### Task to carry out
Would you repeat the whole listing exactly?
**** Data records
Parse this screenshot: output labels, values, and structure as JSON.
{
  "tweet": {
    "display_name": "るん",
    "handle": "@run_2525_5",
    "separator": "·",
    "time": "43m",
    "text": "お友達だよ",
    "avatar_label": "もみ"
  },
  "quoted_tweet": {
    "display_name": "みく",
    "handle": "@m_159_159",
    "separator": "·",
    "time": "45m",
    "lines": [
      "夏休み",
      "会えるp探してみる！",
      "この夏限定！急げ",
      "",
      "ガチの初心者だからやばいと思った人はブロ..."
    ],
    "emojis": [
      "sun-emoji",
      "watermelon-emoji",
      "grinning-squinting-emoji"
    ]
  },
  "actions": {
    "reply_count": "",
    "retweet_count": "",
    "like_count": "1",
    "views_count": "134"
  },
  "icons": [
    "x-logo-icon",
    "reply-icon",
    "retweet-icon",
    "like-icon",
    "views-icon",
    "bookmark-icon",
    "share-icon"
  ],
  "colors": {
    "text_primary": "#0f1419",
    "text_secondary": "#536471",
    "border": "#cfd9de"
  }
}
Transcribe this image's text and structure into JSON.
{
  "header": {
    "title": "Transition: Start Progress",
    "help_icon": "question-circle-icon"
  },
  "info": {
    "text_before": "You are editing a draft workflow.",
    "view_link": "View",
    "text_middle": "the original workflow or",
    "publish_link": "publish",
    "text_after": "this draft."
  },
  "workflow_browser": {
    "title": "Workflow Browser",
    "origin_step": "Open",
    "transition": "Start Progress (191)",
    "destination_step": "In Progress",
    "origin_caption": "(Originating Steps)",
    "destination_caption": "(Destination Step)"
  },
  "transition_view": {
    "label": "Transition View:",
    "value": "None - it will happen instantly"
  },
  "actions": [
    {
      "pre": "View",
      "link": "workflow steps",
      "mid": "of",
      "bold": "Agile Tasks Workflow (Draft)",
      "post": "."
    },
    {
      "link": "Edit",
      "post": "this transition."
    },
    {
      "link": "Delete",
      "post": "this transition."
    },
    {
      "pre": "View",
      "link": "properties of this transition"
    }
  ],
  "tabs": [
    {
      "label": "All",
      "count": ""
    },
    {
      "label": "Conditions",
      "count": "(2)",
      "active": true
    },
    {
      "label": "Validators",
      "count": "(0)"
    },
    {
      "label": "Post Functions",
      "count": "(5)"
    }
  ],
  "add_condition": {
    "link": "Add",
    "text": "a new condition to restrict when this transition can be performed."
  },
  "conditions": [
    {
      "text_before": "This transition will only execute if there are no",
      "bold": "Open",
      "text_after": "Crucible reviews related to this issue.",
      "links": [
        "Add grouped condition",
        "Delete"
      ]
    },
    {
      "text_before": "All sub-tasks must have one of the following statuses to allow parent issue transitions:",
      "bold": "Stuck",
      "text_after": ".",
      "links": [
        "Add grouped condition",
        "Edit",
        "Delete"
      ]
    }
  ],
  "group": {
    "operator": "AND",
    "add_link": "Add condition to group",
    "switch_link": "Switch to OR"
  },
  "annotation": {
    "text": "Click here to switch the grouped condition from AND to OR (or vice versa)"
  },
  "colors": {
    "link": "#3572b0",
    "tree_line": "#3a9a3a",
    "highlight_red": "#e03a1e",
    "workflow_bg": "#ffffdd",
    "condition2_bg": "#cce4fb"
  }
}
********
### Answer space
Parse this screenshot: output labels, values, and structure as JSON.
{
  "tweet": {
    "display_name": "るん",
    "handle": "@run_2525_5",
    "separator": "·",
    "time": "43m",
    "text": "お友達だよ",
    "avatar_label": "もみ"
  },
  "quoted_tweet": {
    "display_name": "みく",
    "handle": "@m_159_159",
    "separator": "·",
    "time": "45m",
    "lines": [
      "夏休み",
      "会えるp探してみる！",
      "この夏限定！急げ",
      "",
      "ガチの初心者だからやばいと思った人はブロ..."
    ],
    "emojis": [
      "sun-emoji",
      "watermelon-emoji",
      "grinning-squinting-emoji"
    ]
  },
  "actions": {
    "reply_count": "",
    "retweet_count": "",
    "like_count": "1",
    "views_count": "134"
  },
  "icons": [
    "x-logo-icon",
    "reply-icon",
    "retweet-icon",
    "like-icon",
    "views-icon",
    "bookmark-icon",
    "share-icon"
  ],
  "colors": {
    "text_primary": "#0f1419",
    "text_secondary": "#536471",
    "border": "#cfd9de"
  }
}
Transcribe this image's text and structure into JSON.
{
  "header": {
    "title": "Transition: Start Progress",
    "help_icon": "question-circle-icon"
  },
  "info": {
    "text_before": "You are editing a draft workflow.",
    "view_link": "View",
    "text_middle": "the original workflow or",
    "publish_link": "publish",
    "text_after": "this draft."
  },
  "workflow_browser": {
    "title": "Workflow Browser",
    "origin_step": "Open",
    "transition": "Start Progress (191)",
    "destination_step": "In Progress",
    "origin_caption": "(Originating Steps)",
    "destination_caption": "(Destination Step)"
  },
  "transition_view": {
    "label": "Transition View:",
    "value": "None - it will happen instantly"
  },
  "actions": [
    {
      "pre": "View",
      "link": "workflow steps",
      "mid": "of",
      "bold": "Agile Tasks Workflow (Draft)",
      "post": "."
    },
    {
      "link": "Edit",
      "post": "this transition."
    },
    {
      "link": "Delete",
      "post": "this transition."
    },
    {
      "pre": "View",
      "link": "properties of this transition"
    }
  ],
  "tabs": [
    {
      "label": "All",
      "count": ""
    },
    {
      "label": "Conditions",
      "count": "(2)",
      "active": true
    },
    {
      "label": "Validators",
      "count": "(0)"
    },
    {
      "label": "Post Functions",
      "count": "(5)"
    }
  ],
  "add_condition": {
    "link": "Add",
    "text": "a new condition to restrict when this transition can be performed."
  },
  "conditions": [
    {
      "text_before": "This transition will only execute if there are no",
      "bold": "Open",
      "text_after": "Crucible reviews related to this issue.",
      "links": [
        "Add grouped condition",
        "Delete"
      ]
    },
    {
      "text_before": "All sub-tasks must have one of the following statuses to allow parent issue transitions:",
      "bold": "Stuck",
      "text_after": ".",
      "links": [
        "Add grouped condition",
        "Edit",
        "Delete"
      ]
    }
  ],
  "group": {
    "operator": "AND",
    "add_link": "Add condition to group",
    "switch_link": "Switch to OR"
  },
  "annotation": {
    "text": "Click here to switch the grouped condition from AND to OR (or vice versa)"
  },
  "colors": {
    "link": "#3572b0",
    "tree_line": "#3a9a3a",
    "highlight_red": "#e03a1e",
    "workflow_bg": "#ffffdd",
    "condition2_bg": "#cce4fb"
  }
}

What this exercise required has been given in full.